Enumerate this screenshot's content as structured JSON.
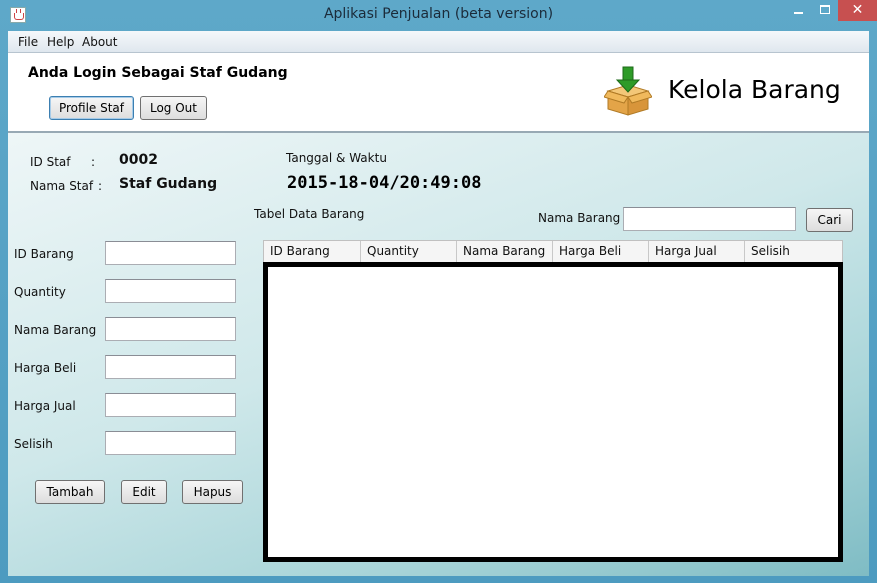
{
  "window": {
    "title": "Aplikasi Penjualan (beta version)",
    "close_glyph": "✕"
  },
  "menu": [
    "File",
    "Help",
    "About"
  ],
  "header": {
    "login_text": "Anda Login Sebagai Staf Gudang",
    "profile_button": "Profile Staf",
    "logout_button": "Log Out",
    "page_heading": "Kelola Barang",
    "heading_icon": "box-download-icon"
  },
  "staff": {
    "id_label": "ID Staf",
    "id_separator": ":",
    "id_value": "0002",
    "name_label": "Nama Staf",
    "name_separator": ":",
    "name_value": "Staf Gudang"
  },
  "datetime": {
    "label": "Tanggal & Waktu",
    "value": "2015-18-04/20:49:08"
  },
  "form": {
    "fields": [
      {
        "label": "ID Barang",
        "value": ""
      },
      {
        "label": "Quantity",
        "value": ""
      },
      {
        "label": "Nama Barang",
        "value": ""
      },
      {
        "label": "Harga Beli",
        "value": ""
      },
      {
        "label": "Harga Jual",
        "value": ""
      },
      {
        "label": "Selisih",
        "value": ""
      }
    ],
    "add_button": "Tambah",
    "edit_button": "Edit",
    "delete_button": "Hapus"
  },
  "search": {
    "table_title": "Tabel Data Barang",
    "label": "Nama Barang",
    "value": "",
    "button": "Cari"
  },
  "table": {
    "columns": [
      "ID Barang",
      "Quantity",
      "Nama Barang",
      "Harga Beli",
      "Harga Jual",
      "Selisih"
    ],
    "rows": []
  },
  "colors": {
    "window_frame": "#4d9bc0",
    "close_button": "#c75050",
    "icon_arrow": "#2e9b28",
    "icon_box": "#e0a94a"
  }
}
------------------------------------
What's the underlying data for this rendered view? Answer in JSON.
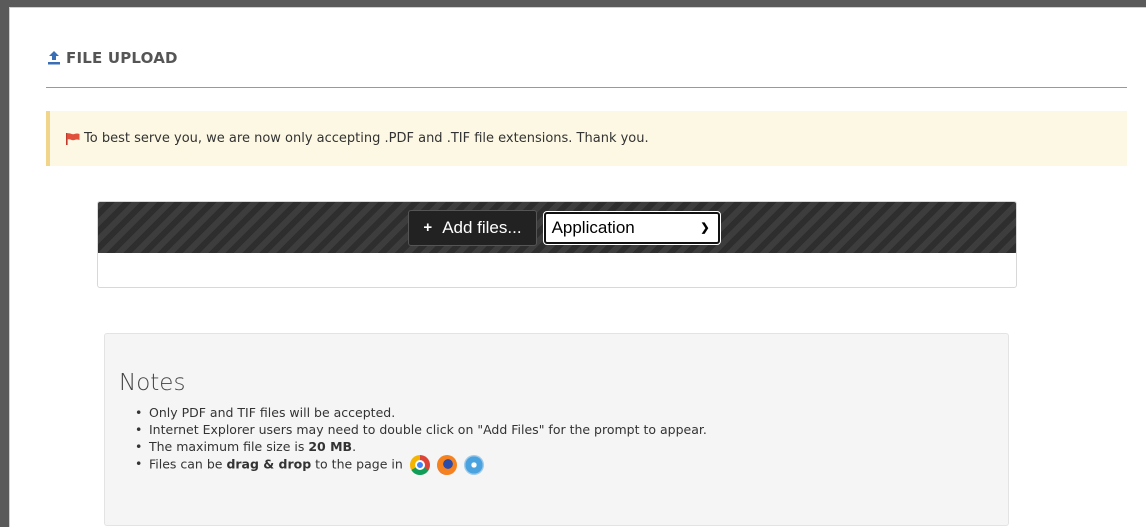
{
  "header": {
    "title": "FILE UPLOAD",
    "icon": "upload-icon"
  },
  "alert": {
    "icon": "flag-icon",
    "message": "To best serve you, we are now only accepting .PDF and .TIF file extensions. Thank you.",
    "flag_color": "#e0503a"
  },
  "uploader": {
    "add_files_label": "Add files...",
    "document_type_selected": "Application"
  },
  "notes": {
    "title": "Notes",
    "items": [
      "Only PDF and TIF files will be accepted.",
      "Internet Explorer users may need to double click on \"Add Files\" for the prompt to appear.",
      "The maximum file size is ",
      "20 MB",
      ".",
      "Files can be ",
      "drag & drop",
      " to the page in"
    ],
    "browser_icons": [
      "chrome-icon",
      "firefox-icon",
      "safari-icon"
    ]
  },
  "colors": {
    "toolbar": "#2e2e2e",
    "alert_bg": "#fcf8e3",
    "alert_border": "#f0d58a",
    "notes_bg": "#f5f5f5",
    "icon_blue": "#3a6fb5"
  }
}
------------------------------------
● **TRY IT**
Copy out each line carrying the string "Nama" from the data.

● **TASK OUTPUT**
    "name_label": "Nama Staf",
        "label": "Nama Barang",
    "label": "Nama Barang",
      "Nama Barang",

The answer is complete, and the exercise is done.